The Fresh Loaf

News & Information for Amateur Bakers and Artisan Bread Enthusiasts

Overnight Proofing

breadnut's picture
breadnut

Overnight Proofing

I have read that a shaped loaf can be taken directly out of the fridge and immediately put in the oven for baking without leaving it to return to room temperature, and the interesting point was that the loaf can be scored easier that way.

Any ideas about which method is better? I have never taken a loaf out of the fridge and put it directly in the oven. Any comment regarding this is appreciated.

One more thing. I bake with poolish all the time. I normally leave the poolish for 12 hrs, then mix, knead, ferment for 2 hours, shape and a final rise for 45 minutes and then bake. comes out good, but with a tight crumb.

I'm thinking about expanding the whole process: poolish for 12 hours, autolyze flour and water, then add salt and starter, ferment for about 6 hours (with 4 foldings in the middle), shape, final proof in the fridge overnight for 12 hours, bake in the morning.  The ingredients are flour, water, yeast, salt; only, and around 73% hydration. any comments or ideas or concerns regarding this procedure would be greatly appreciated, and if it works, could it be scored and baked right out of the fridge, or should I leave it out for 2 hours prior to baking? Thanks. The reason I'm going about this procedure is to fit it in my schedule, and improve quality of taste, texture, crumb, etc...

Comments

Floydm's picture
Floydm

I say give it a try and see what happens.

I just finished reading Good Bread Is Back, a soon-to-be released contemporary history of French bread baking. One thing that blew me away is how much variety there still is in French bread recipes.

The author profiles about a dozen of the top bread bakers in France today. All agree that low yeast, less kneading, longer fermentation, and high quality flour are necessary to produce great bread. But that is about the end of what they agree on. One guy uses a 12 hour poolish. The next uses old dough and an extremely long primary fermentation. The next does an overnight autolyse and brief final fermentation. Others use no poolish, old dough, or autolyse, they just stretch the fermentation out 36 hours. It is crazy how different their techniques are, yet they all produce killer bread.. So... I come out concluding that you gotta just experiment to find something that matches your taste and your schedule. Your experiments might yield some duds, but, then again, you may stumble into something a cookbook would have never told you try.

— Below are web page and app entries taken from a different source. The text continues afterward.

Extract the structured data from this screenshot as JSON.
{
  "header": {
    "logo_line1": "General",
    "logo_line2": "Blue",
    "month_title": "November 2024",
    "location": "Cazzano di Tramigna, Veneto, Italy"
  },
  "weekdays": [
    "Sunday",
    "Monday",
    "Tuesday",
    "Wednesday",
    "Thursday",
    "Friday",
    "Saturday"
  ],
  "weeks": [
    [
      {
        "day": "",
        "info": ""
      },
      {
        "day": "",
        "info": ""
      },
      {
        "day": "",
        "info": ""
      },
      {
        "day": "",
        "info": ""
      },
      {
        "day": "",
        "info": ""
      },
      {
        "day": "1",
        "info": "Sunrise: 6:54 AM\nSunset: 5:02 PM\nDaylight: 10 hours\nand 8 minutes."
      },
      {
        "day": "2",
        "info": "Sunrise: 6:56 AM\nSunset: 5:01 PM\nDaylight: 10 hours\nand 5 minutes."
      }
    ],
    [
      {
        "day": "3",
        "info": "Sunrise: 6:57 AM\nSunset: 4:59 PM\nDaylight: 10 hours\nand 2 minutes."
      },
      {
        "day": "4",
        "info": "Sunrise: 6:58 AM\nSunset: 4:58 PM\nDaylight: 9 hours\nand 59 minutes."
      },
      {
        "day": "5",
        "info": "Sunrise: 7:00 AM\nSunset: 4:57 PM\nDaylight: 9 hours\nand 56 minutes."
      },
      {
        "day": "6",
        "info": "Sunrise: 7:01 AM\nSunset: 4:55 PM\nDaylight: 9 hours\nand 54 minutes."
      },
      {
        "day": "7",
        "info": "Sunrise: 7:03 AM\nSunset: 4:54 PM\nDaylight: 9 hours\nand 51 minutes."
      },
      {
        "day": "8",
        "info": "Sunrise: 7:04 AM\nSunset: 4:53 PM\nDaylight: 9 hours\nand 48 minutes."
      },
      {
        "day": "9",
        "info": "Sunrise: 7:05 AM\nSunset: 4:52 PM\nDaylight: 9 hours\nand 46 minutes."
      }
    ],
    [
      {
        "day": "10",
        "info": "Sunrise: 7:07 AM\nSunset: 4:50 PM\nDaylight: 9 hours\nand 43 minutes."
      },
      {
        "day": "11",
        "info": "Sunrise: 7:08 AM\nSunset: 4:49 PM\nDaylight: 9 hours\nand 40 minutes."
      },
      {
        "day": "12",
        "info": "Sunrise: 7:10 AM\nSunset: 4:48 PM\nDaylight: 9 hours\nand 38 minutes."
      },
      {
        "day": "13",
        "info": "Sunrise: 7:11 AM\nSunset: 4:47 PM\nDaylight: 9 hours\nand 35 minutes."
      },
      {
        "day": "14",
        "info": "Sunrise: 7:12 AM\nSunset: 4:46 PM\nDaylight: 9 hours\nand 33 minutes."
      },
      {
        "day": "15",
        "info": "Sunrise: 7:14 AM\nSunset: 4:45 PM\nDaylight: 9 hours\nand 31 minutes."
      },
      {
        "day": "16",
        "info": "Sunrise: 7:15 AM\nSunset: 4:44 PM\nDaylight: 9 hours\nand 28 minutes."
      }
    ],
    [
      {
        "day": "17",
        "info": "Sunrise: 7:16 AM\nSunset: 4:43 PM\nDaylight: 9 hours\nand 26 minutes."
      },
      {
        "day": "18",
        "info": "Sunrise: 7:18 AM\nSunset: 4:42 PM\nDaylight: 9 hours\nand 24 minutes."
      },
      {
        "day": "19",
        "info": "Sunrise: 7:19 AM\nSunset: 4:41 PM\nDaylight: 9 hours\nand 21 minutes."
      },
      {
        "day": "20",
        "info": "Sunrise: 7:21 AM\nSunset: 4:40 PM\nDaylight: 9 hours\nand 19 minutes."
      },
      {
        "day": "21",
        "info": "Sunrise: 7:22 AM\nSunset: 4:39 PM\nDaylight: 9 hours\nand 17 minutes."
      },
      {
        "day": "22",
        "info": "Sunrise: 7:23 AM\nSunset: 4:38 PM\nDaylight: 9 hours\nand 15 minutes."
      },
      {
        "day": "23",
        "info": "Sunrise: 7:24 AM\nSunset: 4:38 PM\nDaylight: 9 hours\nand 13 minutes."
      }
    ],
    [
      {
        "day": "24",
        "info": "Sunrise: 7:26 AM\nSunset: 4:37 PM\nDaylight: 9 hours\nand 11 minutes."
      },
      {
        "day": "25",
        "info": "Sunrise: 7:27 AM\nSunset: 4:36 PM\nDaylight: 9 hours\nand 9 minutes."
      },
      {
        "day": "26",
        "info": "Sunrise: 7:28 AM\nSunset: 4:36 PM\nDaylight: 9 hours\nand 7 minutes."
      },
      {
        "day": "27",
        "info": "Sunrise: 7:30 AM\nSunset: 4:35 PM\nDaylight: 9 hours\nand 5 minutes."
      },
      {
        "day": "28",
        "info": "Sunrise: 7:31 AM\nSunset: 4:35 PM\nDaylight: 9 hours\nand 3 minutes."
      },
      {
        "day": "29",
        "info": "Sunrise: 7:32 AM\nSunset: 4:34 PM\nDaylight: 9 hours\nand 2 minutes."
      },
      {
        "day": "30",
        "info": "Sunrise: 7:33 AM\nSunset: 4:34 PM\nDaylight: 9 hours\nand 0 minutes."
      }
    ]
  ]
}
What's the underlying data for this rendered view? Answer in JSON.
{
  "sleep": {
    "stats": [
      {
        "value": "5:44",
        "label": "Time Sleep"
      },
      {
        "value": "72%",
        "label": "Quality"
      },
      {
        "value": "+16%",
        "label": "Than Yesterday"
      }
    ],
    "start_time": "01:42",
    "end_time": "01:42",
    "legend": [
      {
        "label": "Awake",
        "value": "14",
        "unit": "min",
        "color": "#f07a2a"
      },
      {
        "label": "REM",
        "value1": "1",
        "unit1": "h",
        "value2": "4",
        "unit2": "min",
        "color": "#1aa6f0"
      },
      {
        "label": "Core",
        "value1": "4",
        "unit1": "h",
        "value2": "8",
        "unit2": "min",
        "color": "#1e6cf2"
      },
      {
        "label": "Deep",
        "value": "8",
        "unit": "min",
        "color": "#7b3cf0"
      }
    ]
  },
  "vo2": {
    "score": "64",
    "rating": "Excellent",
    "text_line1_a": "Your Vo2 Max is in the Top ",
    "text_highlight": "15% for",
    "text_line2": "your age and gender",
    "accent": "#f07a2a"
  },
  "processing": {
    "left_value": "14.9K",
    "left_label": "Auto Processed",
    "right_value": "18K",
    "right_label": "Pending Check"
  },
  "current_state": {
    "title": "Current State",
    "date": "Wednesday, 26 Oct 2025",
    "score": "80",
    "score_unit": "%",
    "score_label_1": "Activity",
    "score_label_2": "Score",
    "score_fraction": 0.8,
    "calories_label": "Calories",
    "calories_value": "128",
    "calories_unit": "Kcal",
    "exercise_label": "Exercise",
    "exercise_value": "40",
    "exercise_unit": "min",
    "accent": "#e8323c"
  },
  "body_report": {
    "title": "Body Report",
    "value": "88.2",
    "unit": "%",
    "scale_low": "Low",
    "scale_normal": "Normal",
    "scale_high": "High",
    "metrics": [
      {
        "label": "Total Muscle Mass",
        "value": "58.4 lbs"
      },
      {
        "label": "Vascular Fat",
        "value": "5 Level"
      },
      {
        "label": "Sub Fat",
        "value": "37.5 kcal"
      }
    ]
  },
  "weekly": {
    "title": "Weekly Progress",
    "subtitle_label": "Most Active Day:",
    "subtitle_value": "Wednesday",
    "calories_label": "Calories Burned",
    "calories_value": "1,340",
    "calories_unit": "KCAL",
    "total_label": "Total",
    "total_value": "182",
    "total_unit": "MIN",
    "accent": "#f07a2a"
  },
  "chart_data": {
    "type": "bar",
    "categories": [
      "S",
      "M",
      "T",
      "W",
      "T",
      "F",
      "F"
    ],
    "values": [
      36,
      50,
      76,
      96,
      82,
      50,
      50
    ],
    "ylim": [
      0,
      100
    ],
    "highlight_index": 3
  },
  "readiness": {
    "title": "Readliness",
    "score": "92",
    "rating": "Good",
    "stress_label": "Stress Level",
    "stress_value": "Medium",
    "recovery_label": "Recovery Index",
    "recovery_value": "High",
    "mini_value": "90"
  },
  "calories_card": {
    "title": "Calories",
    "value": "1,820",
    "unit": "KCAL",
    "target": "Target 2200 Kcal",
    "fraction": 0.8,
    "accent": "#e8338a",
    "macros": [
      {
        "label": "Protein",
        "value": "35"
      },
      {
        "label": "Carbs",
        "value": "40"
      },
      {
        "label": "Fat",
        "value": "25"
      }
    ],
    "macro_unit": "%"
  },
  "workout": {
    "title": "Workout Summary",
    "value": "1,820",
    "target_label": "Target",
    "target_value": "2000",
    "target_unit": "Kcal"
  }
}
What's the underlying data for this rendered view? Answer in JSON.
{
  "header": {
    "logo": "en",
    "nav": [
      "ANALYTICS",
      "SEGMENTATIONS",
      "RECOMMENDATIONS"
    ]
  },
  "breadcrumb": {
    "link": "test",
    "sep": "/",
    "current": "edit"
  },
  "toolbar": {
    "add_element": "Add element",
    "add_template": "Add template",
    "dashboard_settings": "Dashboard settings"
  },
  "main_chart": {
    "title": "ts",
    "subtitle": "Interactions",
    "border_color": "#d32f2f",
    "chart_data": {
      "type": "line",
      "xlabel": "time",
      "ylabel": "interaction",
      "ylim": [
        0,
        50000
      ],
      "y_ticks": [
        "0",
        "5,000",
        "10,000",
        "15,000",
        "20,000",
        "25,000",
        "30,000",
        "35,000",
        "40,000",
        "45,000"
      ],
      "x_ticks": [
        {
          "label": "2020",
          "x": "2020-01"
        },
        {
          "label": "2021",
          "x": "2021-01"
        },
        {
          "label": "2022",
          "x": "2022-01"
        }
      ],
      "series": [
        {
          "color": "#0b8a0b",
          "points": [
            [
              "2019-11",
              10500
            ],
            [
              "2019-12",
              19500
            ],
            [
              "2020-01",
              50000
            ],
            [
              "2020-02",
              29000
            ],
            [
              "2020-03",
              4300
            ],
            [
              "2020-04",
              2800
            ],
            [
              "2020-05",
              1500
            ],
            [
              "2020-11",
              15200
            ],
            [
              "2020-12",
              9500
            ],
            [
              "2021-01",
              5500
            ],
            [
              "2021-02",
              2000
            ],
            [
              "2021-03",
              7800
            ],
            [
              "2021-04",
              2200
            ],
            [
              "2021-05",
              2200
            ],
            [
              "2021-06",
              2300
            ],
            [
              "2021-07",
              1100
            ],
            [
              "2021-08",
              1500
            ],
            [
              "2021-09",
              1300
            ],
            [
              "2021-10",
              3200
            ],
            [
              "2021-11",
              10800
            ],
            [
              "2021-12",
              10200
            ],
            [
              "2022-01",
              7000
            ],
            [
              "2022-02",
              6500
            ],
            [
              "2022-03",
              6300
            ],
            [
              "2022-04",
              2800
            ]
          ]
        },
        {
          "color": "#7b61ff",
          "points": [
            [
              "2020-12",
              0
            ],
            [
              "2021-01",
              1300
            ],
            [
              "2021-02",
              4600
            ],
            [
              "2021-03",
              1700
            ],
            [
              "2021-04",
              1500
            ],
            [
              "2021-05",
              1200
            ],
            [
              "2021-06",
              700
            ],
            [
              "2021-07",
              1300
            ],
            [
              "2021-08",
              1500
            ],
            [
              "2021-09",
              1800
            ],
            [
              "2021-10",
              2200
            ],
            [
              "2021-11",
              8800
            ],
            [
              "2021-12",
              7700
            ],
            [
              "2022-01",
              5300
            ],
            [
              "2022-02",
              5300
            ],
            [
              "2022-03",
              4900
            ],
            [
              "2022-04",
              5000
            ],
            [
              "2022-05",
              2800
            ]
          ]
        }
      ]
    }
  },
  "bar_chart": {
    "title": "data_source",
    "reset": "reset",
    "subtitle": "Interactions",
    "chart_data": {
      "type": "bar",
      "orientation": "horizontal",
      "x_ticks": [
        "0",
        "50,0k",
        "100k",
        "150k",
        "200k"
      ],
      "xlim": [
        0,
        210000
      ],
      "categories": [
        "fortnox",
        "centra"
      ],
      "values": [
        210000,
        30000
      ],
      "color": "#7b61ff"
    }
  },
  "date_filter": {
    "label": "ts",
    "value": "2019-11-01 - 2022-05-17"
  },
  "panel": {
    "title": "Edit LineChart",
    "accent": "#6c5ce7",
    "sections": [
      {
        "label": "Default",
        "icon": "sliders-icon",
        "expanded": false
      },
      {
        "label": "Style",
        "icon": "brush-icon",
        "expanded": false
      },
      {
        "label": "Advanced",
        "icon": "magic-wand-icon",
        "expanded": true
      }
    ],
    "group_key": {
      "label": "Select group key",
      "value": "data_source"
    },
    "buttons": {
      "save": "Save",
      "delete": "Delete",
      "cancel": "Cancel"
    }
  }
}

...

But if you do find a trick like that which produces amazing bread, you'll share it with us, won't ya? ;)

breadnut's picture
breadnut

Sure will. Just trying to get there. I only bake with the four essential ingredients, without adding anything else, and I'm in the process of working on eliminating yeast. So I'll definitely keep you posted and see how it works.

hansjoakim's picture
hansjoakim

Wow, that looks like a killer book, Floyd. Thanks for the tip :)


I'm also experimenting with retarding dough, long periods of autolyse, preferments etc., and to me, all these techniques seem to be variations over the same underlying principle: Cooling or slowing things down, so that enzymes are able to break out sugars and acids from the starch in flour. I wish I knew more about the chemistry of baking, and I hope I'll find time and energy to dig into this in the future! It seems to me that the trick is to find the "sweet spot": The "sweet spot" being where the enzymes have generated a sufficient amount of sugars and acids (for colour, taste and food for the yeasties), but where there's still enough starch intact to ensure great crumb texture and spring in the oven. From what I understand, reducing the amount of total yeast in the dough, or by simply slowing the yeasties down by reducing temperature, allows enzymes to do their thing. How you achieve this balancing act is more a matter of technique and what's most practical for you as a baker: It could be using a pre-ferment, overnight autolyse, retarded fermentation or a combination of these techniques.


Thanks again for mentioning that book, I'll be sure to have a look at it!

socurly's picture
socurly

Overnight proofing is something I stumbled on by accident.  It gives a better flavour and crust. Shape your bread in the pan you are going to bake it on. Cover you bread with plastic wrap and then a dishtowel. Proof overnight.  I remove the bread from the fridge and slash the top while the oven is preheating.  It will gently rise some more as it warms and then I bake.  All my recipes have a tastier result when I do this.  I have baked 24 pannini buns this way for large gatherings.  The crust gets crunchy and chewy and has a rich flavour.